TASK INSTRUCTIONS: How many lines in the data below contain the word "View"? State only the number.

(DATA SHOWN Opens)

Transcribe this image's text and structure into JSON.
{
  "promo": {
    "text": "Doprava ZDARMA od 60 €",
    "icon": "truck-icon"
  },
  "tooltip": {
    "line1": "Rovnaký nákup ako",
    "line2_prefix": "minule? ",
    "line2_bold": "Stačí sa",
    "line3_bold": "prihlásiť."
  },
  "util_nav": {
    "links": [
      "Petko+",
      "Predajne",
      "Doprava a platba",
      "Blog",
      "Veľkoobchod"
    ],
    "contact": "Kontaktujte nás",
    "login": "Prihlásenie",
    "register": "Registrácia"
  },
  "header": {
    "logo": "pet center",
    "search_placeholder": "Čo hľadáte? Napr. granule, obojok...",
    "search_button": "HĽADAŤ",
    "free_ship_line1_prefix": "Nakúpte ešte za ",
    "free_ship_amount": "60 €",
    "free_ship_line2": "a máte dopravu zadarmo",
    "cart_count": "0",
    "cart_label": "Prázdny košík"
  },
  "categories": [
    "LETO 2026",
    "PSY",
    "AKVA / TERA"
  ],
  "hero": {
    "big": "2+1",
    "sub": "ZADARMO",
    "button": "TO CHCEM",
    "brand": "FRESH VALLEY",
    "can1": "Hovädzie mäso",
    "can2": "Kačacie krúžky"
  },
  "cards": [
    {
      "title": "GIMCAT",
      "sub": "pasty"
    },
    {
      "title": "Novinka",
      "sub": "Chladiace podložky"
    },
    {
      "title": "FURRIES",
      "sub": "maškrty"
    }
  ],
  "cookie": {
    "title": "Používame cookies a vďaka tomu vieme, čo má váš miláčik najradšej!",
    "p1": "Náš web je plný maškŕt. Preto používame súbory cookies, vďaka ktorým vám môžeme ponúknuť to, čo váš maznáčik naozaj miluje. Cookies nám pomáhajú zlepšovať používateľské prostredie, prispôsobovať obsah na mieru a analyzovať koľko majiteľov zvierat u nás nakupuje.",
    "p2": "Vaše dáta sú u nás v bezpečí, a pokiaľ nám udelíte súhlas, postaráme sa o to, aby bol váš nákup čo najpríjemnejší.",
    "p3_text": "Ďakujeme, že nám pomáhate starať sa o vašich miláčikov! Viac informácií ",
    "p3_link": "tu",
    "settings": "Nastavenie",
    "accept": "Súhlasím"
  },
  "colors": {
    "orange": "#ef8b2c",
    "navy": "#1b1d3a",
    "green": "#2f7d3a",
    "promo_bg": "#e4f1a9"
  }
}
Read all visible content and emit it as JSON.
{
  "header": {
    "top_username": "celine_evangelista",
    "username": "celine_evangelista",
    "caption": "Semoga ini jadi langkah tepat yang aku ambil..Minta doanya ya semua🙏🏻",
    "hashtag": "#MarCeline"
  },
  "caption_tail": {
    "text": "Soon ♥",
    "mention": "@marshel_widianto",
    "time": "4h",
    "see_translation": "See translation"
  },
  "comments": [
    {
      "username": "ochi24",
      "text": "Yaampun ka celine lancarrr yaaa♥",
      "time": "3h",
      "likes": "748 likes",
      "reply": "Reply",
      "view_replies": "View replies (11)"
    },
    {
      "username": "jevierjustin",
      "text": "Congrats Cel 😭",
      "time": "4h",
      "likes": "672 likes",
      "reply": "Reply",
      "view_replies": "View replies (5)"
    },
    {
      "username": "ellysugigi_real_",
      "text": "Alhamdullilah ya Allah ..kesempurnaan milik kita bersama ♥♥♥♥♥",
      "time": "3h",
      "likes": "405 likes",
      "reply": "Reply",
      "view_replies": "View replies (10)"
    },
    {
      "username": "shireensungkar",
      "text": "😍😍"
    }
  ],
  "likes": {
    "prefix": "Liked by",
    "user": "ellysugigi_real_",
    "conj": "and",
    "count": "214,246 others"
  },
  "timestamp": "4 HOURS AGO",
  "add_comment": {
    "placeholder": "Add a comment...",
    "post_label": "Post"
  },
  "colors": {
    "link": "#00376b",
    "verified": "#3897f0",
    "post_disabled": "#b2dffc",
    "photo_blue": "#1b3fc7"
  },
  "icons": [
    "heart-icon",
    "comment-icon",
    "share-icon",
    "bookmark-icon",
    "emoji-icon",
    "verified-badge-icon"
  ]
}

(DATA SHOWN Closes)

SOLUTION TO THE EXERCISE: 3